Saturday, January 5, 2013

Silver Betel Box (Chelpa)

The hinged silver octagonal box shown here were used by the Malays to hold tobacco or betel nut (sirih). This example is decorated with chasing, engraving and punch work with Islamic inspired palmettos on one side and repeated Chinese inspired plum blossom motifs on the other, neatly encapsulating two significant influences on traditional Malay culture: Islamic and Chinese tendencies. It is believed that the form of these boxes is based on the form of pocket watches used by 17th, 18th and 19th century European gentlemen who came to Asia as traders and colonialists. Often they were worn attached to a scarf or kerchief draped over the shoulder.

Do check out my previous blogs about the betel nut paraphernalia.

Islamic inspired palmettos motifs.

Chinese inspired plum blossom motifs.

Tuesday, January 1, 2013

Taoist Eight Immortal Figures
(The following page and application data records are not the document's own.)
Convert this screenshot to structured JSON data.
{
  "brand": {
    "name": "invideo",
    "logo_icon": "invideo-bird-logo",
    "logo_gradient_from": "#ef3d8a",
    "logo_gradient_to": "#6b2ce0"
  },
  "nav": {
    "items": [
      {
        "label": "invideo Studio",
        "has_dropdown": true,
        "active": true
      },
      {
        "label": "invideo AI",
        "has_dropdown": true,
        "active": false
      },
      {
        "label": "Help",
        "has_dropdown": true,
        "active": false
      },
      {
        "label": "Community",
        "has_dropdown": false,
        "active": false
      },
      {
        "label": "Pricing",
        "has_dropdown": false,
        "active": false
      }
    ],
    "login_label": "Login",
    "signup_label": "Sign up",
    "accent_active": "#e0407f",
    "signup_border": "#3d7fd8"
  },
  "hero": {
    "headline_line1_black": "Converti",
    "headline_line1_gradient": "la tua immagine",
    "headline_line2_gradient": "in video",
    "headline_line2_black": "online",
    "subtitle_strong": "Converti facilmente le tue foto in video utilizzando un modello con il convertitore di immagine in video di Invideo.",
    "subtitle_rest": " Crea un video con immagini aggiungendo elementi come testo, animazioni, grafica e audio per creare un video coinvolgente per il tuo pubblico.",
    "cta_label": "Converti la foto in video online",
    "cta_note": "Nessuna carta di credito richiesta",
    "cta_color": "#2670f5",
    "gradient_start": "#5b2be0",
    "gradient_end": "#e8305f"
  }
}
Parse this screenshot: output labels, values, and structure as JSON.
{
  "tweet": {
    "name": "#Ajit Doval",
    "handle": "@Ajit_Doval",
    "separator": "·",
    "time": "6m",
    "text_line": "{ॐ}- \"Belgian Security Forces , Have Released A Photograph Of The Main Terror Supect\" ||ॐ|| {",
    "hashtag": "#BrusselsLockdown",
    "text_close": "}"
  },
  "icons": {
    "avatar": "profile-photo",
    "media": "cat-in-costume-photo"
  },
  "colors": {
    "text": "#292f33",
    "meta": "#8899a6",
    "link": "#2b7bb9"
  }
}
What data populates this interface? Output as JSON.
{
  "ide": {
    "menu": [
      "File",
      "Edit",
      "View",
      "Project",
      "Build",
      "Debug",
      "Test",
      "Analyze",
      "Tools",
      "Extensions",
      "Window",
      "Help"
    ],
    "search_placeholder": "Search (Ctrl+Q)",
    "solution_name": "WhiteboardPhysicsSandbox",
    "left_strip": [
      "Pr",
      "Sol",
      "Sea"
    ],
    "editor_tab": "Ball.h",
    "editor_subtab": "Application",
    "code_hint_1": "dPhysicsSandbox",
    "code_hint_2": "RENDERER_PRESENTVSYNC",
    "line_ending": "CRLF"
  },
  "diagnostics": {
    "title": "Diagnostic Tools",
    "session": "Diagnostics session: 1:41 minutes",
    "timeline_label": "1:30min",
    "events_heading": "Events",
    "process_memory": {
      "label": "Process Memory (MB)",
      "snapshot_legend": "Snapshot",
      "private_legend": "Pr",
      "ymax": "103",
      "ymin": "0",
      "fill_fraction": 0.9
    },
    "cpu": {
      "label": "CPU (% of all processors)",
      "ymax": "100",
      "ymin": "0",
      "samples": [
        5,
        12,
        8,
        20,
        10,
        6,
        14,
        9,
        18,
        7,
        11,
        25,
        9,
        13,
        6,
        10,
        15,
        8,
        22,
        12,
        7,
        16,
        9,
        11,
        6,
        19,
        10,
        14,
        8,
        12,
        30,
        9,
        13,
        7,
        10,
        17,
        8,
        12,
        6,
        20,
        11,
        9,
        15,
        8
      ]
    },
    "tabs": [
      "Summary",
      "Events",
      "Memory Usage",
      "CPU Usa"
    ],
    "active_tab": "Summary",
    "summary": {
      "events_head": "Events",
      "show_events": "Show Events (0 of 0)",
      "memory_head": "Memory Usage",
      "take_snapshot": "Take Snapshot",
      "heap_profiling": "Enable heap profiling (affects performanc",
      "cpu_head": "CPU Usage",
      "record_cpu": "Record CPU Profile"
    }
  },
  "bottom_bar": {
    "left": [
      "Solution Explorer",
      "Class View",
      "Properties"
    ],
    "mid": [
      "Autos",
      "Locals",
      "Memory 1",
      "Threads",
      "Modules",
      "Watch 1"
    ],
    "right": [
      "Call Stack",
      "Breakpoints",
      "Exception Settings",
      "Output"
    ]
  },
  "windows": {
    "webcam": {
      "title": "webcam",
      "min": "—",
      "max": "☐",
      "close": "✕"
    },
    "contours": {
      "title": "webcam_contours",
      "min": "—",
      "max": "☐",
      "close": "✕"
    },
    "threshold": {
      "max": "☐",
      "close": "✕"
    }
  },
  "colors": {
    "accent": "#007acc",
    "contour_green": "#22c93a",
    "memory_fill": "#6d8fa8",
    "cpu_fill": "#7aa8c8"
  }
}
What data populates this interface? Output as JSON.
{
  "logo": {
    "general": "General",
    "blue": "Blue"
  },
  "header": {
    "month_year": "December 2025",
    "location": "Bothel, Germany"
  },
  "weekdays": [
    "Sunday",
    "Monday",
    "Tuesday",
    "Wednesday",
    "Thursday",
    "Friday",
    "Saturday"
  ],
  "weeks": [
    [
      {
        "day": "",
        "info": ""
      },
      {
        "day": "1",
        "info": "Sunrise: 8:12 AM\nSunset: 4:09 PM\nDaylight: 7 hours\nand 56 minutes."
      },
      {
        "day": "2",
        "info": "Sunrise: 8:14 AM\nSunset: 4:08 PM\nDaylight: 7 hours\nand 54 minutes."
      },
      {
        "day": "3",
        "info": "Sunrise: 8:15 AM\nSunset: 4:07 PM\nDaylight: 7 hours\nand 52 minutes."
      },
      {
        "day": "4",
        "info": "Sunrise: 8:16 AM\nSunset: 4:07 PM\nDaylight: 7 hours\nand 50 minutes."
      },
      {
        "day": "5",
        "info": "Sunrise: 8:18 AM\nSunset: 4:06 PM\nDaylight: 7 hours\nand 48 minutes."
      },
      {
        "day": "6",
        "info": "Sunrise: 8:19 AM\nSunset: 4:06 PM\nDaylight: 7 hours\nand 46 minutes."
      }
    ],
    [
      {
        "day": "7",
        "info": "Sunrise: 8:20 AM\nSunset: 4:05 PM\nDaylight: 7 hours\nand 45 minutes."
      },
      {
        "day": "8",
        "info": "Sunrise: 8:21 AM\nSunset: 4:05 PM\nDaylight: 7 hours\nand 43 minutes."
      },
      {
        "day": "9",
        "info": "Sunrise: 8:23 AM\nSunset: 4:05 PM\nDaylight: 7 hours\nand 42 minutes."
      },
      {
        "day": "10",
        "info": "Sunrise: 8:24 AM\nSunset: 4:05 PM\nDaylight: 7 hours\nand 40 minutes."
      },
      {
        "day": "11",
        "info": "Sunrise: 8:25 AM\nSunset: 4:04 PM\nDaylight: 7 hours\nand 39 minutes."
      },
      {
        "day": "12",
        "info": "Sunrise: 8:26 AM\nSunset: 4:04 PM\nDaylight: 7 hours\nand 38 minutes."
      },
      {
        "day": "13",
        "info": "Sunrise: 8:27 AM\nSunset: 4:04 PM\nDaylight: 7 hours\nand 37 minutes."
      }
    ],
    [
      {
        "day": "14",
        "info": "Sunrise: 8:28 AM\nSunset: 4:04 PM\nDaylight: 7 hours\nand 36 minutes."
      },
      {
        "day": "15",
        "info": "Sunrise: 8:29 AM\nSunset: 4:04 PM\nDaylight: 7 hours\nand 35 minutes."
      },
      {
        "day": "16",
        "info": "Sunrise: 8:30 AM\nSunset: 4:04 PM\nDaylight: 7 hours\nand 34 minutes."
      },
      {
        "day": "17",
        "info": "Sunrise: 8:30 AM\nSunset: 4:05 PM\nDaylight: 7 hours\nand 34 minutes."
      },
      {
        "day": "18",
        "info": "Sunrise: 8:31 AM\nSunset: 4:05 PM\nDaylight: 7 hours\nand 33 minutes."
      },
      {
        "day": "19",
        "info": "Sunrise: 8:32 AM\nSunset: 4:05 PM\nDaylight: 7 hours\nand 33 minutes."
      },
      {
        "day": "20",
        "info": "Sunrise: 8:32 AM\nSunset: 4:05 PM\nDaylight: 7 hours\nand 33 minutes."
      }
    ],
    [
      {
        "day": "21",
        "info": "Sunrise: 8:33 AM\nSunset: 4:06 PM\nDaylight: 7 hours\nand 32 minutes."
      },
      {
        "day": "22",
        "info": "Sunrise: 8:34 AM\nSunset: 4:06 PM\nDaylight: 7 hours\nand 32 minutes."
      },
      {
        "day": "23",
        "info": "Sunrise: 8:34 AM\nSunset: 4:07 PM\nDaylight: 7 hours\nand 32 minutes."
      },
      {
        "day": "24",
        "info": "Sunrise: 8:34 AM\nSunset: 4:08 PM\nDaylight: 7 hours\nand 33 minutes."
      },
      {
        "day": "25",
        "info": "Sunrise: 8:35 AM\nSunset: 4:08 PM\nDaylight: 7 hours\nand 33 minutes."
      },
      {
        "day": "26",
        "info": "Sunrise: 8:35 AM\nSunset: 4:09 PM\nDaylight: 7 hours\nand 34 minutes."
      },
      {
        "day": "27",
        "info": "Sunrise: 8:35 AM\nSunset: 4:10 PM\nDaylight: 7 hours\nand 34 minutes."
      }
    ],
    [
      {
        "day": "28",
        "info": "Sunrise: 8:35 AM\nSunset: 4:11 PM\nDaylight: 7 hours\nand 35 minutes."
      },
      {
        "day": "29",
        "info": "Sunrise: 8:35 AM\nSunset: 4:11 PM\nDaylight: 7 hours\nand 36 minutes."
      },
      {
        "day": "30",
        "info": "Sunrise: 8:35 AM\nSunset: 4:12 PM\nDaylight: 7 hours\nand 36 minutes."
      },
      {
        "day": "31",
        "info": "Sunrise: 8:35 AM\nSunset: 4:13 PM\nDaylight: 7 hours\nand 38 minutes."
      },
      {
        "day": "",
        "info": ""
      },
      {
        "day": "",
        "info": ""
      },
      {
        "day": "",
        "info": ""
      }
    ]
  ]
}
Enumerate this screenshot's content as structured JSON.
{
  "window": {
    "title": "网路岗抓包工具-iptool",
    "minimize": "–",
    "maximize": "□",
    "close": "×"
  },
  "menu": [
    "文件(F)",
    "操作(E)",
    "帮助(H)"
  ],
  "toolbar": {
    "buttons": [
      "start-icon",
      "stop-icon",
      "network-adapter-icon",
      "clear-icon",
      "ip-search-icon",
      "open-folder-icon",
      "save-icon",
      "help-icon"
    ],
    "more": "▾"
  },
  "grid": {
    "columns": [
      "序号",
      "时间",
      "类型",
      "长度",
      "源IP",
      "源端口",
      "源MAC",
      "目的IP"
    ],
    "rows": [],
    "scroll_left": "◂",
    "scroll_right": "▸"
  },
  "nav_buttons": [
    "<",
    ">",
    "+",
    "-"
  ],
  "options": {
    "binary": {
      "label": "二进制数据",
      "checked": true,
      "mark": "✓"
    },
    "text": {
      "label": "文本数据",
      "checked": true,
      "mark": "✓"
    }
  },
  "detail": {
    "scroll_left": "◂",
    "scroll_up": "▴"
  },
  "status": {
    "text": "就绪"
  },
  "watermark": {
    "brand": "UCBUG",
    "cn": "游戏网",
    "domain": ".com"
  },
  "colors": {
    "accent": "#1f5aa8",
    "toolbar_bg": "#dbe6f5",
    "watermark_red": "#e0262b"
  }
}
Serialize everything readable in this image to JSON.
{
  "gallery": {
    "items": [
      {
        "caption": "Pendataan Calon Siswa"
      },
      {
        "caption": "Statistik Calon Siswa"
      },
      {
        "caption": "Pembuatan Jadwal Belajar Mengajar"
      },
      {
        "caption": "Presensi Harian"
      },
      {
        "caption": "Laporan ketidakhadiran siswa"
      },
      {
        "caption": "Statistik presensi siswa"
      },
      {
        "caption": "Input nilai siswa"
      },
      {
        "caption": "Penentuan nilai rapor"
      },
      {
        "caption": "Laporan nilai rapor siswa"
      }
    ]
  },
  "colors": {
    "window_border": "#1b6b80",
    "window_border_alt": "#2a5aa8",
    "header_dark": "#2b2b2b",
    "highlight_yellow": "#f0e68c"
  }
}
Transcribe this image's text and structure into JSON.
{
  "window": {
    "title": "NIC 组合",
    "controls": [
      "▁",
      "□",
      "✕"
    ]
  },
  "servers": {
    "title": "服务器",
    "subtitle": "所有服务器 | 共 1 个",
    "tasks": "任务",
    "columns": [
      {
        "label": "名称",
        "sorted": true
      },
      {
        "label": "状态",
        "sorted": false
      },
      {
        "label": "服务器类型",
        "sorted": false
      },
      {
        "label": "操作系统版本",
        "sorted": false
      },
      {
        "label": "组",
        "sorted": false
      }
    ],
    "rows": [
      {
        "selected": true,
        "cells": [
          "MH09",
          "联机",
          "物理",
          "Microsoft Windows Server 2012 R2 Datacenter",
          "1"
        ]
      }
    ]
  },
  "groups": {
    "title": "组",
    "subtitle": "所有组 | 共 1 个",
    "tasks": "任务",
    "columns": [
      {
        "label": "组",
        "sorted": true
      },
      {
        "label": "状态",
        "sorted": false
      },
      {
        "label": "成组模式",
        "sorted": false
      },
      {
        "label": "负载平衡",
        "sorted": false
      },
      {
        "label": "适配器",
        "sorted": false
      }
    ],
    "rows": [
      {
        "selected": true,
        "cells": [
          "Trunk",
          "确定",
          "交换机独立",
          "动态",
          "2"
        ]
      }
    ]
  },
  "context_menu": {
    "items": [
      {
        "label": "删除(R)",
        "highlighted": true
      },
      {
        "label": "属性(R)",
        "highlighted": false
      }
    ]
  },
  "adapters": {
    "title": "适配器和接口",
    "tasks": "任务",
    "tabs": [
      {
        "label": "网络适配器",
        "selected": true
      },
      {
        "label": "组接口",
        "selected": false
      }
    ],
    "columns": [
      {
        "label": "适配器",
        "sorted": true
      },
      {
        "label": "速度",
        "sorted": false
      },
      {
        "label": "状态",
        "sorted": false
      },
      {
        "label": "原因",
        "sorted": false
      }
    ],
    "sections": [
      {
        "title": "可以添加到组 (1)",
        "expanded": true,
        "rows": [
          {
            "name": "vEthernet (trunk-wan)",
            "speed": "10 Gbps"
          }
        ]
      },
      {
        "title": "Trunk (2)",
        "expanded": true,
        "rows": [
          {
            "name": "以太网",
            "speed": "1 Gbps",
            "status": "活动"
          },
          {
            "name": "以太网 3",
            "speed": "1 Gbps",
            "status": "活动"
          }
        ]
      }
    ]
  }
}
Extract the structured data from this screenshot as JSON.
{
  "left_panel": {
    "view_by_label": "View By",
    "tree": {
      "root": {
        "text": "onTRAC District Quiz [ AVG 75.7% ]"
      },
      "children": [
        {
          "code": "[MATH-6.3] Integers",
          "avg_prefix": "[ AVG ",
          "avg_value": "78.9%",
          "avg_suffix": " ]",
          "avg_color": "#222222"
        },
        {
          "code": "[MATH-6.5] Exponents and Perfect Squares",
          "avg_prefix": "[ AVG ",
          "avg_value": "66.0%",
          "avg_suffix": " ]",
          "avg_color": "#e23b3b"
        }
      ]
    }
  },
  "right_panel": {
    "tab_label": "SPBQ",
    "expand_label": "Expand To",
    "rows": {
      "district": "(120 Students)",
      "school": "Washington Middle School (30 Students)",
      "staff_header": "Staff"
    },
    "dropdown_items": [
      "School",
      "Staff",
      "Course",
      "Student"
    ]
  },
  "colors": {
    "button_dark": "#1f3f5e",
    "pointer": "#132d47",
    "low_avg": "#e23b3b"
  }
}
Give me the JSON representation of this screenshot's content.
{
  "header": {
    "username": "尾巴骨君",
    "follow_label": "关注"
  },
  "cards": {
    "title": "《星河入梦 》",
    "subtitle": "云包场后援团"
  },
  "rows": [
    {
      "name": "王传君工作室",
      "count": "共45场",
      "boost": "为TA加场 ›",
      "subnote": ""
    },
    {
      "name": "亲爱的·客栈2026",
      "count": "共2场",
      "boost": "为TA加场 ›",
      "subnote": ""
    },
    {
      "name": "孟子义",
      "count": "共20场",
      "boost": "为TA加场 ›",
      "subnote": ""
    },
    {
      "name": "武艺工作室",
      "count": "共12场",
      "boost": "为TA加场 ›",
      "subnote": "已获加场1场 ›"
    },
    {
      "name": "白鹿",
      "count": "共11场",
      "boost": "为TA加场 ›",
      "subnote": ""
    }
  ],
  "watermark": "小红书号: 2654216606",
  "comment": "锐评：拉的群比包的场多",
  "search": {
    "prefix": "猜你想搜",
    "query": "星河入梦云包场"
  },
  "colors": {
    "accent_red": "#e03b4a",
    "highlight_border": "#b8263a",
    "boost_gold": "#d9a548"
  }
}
Pictures below are two sets of tarnished silver gilt Taoist Eight Immortal figures which were used for the Peranakan family to pin on a bridal wedding headband. They are the protective talismans for the brides, and also a symbol of their virginity. 'Pak Siam', the name used by the Baba and Nyonya of the Malay Peninsula and Singapore for this headdress figures derives from the figures of the Eight Immortals (Ba Xian, 八仙), the legendary figures of Taoist religion, whose particular emblems indicate the special powers of secrets for which they are revered. The Eight Immortals are often accompanied, as in this case, by the God of Longevity depicted as an old man which sewn in between the Eight Immortals.

Similar types of these Taoist Eight Immortal figures were also worn by babies which were sewn on the baby hats as the protective talismans, or the boys on the headdress at their circumcision ceremonies.

Set 1

Set 2